Minnesota State Senator Carla Nelson (R-Rochester) and her Senate colleagues today voted to extend Minnesota’s successful reinsurance program. Extending the program guarantees that insurance rates in the individual market will remain stable for Minnesota families.
“When countless families were caught in an endless cycle of double-digit health insurance spikes, reinsurance was the program that saved the day,” Nelson said. “Minnesota has long been a health care leader and reinsurance is another example of a program that received national recognition for its success. Continuing to fund reinsurance is one of the things we can do to help keep health insurance rates stable. “
In 2016 insurance premiums for the individual market increased by double digits, as high as 49%, due to changes from the Affordable Care Act. Additionally, some counties had just one health care insurance plan available to them. Senate Republicans acted in 2017 to lower premiums and increase competition among providers by passing Minnesota’s reinsurance program. Following reinsurance implementation, costs stabilized and every county in Minnesota has at least two health care plan options to choose from.

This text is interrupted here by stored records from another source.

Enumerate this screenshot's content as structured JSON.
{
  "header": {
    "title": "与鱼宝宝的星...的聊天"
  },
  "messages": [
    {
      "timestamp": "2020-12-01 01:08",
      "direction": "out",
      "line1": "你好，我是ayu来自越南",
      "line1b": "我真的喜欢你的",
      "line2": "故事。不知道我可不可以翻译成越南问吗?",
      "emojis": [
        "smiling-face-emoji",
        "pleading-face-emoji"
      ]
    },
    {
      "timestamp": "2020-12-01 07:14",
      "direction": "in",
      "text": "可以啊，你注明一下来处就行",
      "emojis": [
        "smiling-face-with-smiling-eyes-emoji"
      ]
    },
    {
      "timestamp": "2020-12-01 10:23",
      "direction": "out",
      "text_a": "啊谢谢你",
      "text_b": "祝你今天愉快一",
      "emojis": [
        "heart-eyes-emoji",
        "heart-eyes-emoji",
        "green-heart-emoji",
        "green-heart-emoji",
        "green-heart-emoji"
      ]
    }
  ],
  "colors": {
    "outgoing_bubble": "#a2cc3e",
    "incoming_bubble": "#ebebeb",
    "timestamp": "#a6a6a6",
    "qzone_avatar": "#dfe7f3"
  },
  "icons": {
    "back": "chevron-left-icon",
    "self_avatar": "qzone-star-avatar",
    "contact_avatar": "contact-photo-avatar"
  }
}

The reinsurance program has proven to be extremely effective at lowering costs for consumers. Over the first three years after the implementation of the program, premiums decreased by 25.5 percent in Minnesota as compared with an increase of 25.9 percent for the United States overall. The program has led to Minnesota enjoying some of the lowest health insurance rates in the country. Additionally, reinsurance has proven so successful that several other states have created programs since 2017.
Last year the program faced a cut due to opposition from Governor Walz. The costs picked up by the program were reduced from 80% to 60% which led to the largest annual increase in premiums since the program’s inception. The Senate’s bill would return the coinsurance level to 80% which will save the average enrollee $ 130 per month compared to $ 100 at the 60% level. Without the program, the Center of Medicaid Studies suggests premiums could rise as much as 36% in the individual marketplace in 2023. According to the Department of Commerceit is estimated 15,000 Minnesotans will lose health insurance without the program.
The bill now awaits action by the House of Representatives.